A cookie is a small text file written to a user’s hard drive that contains an identifying user number. The cookies do not contain any personal information about users. We use the cookie so users do not have to log in every time they use the service and the cookie will automatically expire if you do not visit the Mondaq website (or its affiliate sites) for 12 months. We also use the cookie to personalise a user's experience of the site (for example to show information specific to a user's region). As the Mondaq sites are fully personalised and cookies are essential to its core technology the site will function unpredictably with browsers that do not support cookies - or where cookies are disabled (in these circumstances we advise you to attempt to locate the information you require elsewhere on the web). However if you are concerned about the presence of a Mondaq cookie on your machine you can also choose to expire the cookie immediately (remove it) by selecting the 'Log Off' menu option as the last thing you do when you use the site.

Some of our business partners may use cookies on our site (for example, advertisers). However, we have no access to or control over these cookies and we are not aware of any at present that do so.

Log Files

We use IP addresses to analyse trends, administer the site, track movement, and gather broad demographic information for aggregate use. IP addresses are not linked to personally identifiable information.


This web site contains links to other sites. Please be aware that Mondaq (or its affiliate sites) are not responsible for the privacy practices of such other sites. We encourage our users to be aware when they leave our site and to read the privacy statements of these third party sites. This privacy statement applies solely to information collected by this Web site.

Surveys & Contests

From time-to-time our site requests information from users via surveys or contests. Participation in these surveys or contests is completely voluntary and the user therefore has a choice whether or not to disclose any information requested. Information requested may include contact information (such as name and delivery address), and demographic information (such as postcode, age level). Contact information will be used to notify the winners and award prizes. Survey information will be used for purposes of monitoring or improving the functionality of the site.


If a user elects to use our referral service for informing a friend about our site, we ask them for the friend’s name and email address. Mondaq stores this information and may contact the friend to invite them to register with Mondaq, but they will not be contacted more than once. The friend may contact Mondaq to request the removal of this information from our database.


This website takes every reasonable precaution to protect our users’ information. When users submit sensitive information via the website, your information is protected using firewalls and other security technology. If you have any questions about the security at our website, you can send an email to webmaster@mondaq.com.

Correcting/Updating Personal Information

If a user’s personally identifiable information changes (such as postcode), or if a user no longer desires our service, we will endeavour to provide a way to correct, update or remove that user’s personal data provided to us. This can usually be done at the “Your Profile” page or by sending an email to EditorialAdvisor@mondaq.com.

Notification of Changes

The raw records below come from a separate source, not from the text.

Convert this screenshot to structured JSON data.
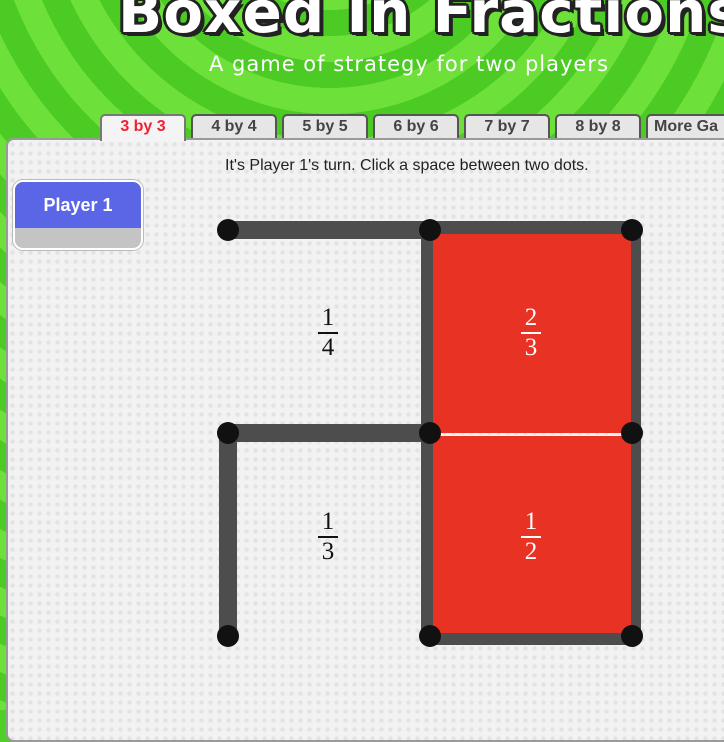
{
  "header": {
    "title": "Boxed In Fractions",
    "subtitle": "A game of strategy for two players"
  },
  "tabs": [
    {
      "label": "3 by 3",
      "active": true
    },
    {
      "label": "4 by 4",
      "active": false
    },
    {
      "label": "5 by 5",
      "active": false
    },
    {
      "label": "6 by 6",
      "active": false
    },
    {
      "label": "7 by 7",
      "active": false
    },
    {
      "label": "8 by 8",
      "active": false
    },
    {
      "label": "More Ga",
      "active": false
    }
  ],
  "status": "It's Player 1's turn. Click a space between two dots.",
  "player": {
    "name": "Player 1",
    "color": "#5b66e6"
  },
  "board": {
    "line_color": "#4d4d4d",
    "claimed_color": "#e83224",
    "cells": [
      {
        "fraction": {
          "num": "1",
          "den": "4"
        },
        "claimed": false
      },
      {
        "fraction": {
          "num": "2",
          "den": "3"
        },
        "claimed": true
      },
      {
        "fraction": {
          "num": "1",
          "den": "3"
        },
        "claimed": false
      },
      {
        "fraction": {
          "num": "1",
          "den": "2"
        },
        "claimed": true
      }
    ]
  }
}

If we decide to change our Terms & Conditions or Privacy Policy, we will post those changes on our site so our users are always aware of what information we collect, how we use it, and under what circumstances, if any, we disclose it. If at any point we decide to use personally identifiable information in a manner different from that stated at the time it was collected, we will notify users by way of an email. Users will have a choice as to whether or not we use their information in this different manner. We will use information in accordance with the privacy policy under which the information was collected.

How to contact Mondaq

You can contact us with comments or queries at enquiries@mondaq.com.

If for some reason you believe Mondaq Ltd. has not adhered to these principles, please notify us by e-mail at problems@mondaq.com and we will use commercially reasonable efforts to determine and correct the problem promptly.